By Karen Parr-Moody
For the past year, Americans have (mostly) stayed home due to the dreadfully stubborn Covid-19 virus and, consequently, we’ve gone DIY crazy. As we stared at the same four walls day after day, our focus on our living spaces increased. And we continue to harbor home improvement ideas to this day.
According to NPD Group, a data analytics firm, more than 40 percent of us have plans for post-pandemic DIY home improvement. The data also indicates that about one in 10 consumers has taken on home projects they would have hired out pre-pandemic. (Yes, some of us are doing our landscaping, maintenance, repairs, cleaning and even remodeling.)
GasLamp has long carried finds to help customers get moving with their DIY projects. Now, such finds are more apropos than ever.
A jumping-off spot is undoubtedly found in this treasure, a vintage 26-volume set of the Handyman Do-It-Yourself Encyclopedia ($50; Booth T-188). From the editors of Science & Mechanics magazine (“The magazine that shows you how”), this set features the words “Do It Yourself” emblazoned in gold on the cover. Topics include the repair and care of homes, autos and appliances, and lessons in successful vegetable and fruit growing. These books show you how to do just about anything you can imagine.
Don’t forget your ceiling when it comes to your DIY projects: It’s the fifth wall. It invites a simple but significant decorative element found in a ceiling medallion’s architectural detail. This vintage wood-and-gold-tone version at GasLamp is covered with six bold and scrolling acanthus leaves and a trim of classic circles that resembles egg-and-dart molding ($29.50; Booth T-206). A center hole allows for its use in adding character to chandeliers, light fixtures and ceiling fans.

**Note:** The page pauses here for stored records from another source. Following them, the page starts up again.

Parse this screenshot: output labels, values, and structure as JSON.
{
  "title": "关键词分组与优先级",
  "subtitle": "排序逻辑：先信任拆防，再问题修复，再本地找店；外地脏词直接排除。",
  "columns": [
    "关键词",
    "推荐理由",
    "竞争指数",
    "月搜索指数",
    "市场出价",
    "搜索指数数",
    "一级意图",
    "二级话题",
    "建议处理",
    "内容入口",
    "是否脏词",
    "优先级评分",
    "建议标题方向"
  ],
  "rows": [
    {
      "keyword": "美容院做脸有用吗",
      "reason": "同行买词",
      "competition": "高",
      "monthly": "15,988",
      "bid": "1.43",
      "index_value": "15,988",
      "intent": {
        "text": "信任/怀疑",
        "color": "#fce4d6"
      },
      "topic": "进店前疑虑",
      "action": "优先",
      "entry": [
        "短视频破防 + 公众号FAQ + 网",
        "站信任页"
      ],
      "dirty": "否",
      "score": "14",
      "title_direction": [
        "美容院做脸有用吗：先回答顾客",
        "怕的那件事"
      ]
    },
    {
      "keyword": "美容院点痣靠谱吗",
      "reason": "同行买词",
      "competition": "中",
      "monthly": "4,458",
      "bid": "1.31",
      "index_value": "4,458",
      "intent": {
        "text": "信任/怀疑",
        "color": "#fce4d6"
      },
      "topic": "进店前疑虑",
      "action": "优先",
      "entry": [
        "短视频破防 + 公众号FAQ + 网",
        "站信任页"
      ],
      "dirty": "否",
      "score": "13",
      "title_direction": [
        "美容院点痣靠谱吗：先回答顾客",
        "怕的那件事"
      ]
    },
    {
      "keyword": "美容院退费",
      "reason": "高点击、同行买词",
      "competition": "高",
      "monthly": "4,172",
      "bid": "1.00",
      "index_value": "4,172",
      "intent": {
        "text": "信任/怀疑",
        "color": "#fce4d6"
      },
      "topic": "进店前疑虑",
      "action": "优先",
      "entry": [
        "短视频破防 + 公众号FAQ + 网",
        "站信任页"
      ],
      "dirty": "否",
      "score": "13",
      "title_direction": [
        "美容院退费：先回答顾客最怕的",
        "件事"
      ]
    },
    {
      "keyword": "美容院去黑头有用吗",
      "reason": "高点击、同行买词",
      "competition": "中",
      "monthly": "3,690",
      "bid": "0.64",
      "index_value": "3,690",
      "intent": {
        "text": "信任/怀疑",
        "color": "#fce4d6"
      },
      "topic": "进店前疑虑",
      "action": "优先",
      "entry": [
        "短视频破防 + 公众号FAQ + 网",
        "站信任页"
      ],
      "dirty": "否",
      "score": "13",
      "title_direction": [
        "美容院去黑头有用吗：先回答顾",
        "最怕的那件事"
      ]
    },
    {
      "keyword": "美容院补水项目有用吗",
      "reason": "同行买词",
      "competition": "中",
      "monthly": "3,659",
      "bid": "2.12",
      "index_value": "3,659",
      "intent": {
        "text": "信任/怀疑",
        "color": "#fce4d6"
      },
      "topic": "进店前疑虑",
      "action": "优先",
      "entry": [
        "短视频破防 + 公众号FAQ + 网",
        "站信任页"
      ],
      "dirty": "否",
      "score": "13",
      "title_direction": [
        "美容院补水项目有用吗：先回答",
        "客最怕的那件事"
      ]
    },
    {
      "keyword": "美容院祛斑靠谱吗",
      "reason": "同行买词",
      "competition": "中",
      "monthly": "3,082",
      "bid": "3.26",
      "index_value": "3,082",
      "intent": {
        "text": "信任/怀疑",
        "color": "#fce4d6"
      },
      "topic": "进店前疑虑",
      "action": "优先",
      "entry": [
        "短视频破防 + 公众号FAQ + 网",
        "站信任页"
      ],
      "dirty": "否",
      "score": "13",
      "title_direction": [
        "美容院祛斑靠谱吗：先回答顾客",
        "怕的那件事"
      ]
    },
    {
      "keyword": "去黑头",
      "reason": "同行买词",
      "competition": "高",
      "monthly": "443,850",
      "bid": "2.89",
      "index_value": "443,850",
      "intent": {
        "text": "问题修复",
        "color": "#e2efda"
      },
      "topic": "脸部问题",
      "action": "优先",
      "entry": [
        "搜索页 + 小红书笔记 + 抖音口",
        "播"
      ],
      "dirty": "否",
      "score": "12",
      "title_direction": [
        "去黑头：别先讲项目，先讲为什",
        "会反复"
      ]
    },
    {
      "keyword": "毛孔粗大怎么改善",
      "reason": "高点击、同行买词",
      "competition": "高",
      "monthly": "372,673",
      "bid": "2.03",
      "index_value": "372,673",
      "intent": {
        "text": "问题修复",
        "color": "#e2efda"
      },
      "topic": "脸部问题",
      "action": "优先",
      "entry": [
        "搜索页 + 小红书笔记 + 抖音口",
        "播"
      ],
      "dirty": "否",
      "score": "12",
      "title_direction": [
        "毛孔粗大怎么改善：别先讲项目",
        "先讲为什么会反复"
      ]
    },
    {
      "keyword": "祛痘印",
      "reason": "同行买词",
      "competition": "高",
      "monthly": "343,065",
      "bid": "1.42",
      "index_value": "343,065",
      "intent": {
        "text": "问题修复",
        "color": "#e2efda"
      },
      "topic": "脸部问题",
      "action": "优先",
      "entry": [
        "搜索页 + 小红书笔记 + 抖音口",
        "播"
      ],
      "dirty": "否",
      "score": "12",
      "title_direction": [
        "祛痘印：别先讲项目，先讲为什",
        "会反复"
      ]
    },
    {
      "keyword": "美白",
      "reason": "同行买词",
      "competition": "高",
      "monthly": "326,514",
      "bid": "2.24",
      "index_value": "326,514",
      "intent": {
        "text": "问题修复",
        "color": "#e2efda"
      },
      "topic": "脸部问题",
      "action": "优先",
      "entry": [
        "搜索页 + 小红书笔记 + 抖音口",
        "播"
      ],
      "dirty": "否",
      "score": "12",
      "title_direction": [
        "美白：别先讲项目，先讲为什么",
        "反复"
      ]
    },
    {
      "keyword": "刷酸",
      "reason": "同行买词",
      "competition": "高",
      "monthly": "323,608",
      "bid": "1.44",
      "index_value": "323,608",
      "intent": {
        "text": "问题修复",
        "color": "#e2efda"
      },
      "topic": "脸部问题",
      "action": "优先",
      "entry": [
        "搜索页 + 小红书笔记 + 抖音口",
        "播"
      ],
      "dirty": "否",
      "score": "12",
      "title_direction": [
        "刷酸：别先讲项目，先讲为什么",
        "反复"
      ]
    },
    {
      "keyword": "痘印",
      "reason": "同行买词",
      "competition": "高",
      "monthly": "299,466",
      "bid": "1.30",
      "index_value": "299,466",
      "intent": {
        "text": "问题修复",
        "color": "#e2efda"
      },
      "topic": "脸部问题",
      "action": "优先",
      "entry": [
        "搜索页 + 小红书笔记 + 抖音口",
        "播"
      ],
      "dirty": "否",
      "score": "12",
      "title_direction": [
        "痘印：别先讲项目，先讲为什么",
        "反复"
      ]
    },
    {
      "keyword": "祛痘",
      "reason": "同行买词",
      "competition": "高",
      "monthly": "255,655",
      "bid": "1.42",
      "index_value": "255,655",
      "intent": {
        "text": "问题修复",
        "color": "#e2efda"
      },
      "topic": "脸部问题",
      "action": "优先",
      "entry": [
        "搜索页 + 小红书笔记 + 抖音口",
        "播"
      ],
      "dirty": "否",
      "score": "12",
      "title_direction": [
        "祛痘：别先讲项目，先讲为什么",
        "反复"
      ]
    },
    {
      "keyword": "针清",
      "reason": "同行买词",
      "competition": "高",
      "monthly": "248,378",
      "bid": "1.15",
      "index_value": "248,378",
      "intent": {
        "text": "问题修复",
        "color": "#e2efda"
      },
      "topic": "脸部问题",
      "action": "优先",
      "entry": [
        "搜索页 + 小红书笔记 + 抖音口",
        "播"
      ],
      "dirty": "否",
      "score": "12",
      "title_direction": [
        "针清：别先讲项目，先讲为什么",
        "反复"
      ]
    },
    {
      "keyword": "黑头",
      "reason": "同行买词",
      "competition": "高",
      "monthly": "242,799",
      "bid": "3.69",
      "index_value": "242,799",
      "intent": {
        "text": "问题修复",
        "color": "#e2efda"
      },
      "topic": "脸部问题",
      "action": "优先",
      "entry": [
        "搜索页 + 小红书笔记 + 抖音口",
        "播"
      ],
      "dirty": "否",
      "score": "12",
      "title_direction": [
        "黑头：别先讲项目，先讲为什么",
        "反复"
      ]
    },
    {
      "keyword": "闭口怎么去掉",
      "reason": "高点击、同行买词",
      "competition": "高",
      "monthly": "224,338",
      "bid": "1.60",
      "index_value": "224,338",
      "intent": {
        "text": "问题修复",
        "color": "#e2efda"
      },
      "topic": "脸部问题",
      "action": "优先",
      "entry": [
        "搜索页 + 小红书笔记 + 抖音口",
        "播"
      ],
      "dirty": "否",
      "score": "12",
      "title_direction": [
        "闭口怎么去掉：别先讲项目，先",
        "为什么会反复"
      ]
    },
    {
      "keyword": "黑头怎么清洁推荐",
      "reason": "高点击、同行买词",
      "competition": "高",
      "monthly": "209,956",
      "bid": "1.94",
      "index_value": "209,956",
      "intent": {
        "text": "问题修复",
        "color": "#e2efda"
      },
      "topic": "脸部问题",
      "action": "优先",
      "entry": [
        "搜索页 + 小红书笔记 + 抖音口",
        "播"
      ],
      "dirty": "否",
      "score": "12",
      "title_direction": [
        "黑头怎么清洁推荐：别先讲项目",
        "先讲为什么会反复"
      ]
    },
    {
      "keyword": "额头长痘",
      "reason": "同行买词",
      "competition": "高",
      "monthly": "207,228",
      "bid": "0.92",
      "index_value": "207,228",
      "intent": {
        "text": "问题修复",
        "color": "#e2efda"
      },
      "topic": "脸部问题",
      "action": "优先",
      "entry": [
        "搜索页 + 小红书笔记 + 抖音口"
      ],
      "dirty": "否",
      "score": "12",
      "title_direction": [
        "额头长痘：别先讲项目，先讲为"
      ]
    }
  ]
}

In the words of the iconic interior designer Dorothy Draper, “The color of your front door announces your personality to the world.” That truism extends to the door’s hardware, which can be equally statement-making. For those who adore history, these bronze Victorian hinges have it: They were manufactured by Sargent & Co., which crafted the hinges for Abraham Lincoln’s coffin after he died on April 15, 1865 ($85; Booth T-290).
Lincoln’s assassination occurred one year after the Sargent & Co. plant opened for business in New Haven, Connecticut. Known as one of the great American manufacturers, Sargent & Co. crafted high-quality hardware that antique collectors seek today. These hinges at GasLamp feature natural motifs of flowers and grasses; they would certainly make someone’s front door shine.
Here’s an easy fixer-upper that’s just one string away from being operable! This rare 12-string classical guitar is missing a single string; it awaits a guitarist who can fix it to add an extra dimension to his or her playing ($600; Booth B-2003). This niche instrument’s extra strings give it a wider frequency range, lending ethereal notes to a performance. The 12-string guitar became popular in the 1960s due to The Beatles and The Beach Boys’ influence. So, a technically adventurous player – and technically skilled – can tie a new string on this 12-string guitar and experience a transformation.
Any DIY-er worth his or her salt must have a pocketknife – and why not carry a stylish one? This one is a fantastic Bulldog Brand folding knife, made in Solingen, Germany ($100; Showcase S-121). Called a “Tobacco Tribute” knife, it features a stag handle in gorgeous cream-and-chocolate tones.
Whether driven by cost savings, product shortages or extra time at home, millions of Americans have embraced do-it-yourselfism while hunkering down during the pandemic. One doesn’t have to raise backyard chickens or start beekeeping to take the DIY plunge – a trip to GasLamp will reveal many projects that won’t even get you dirty.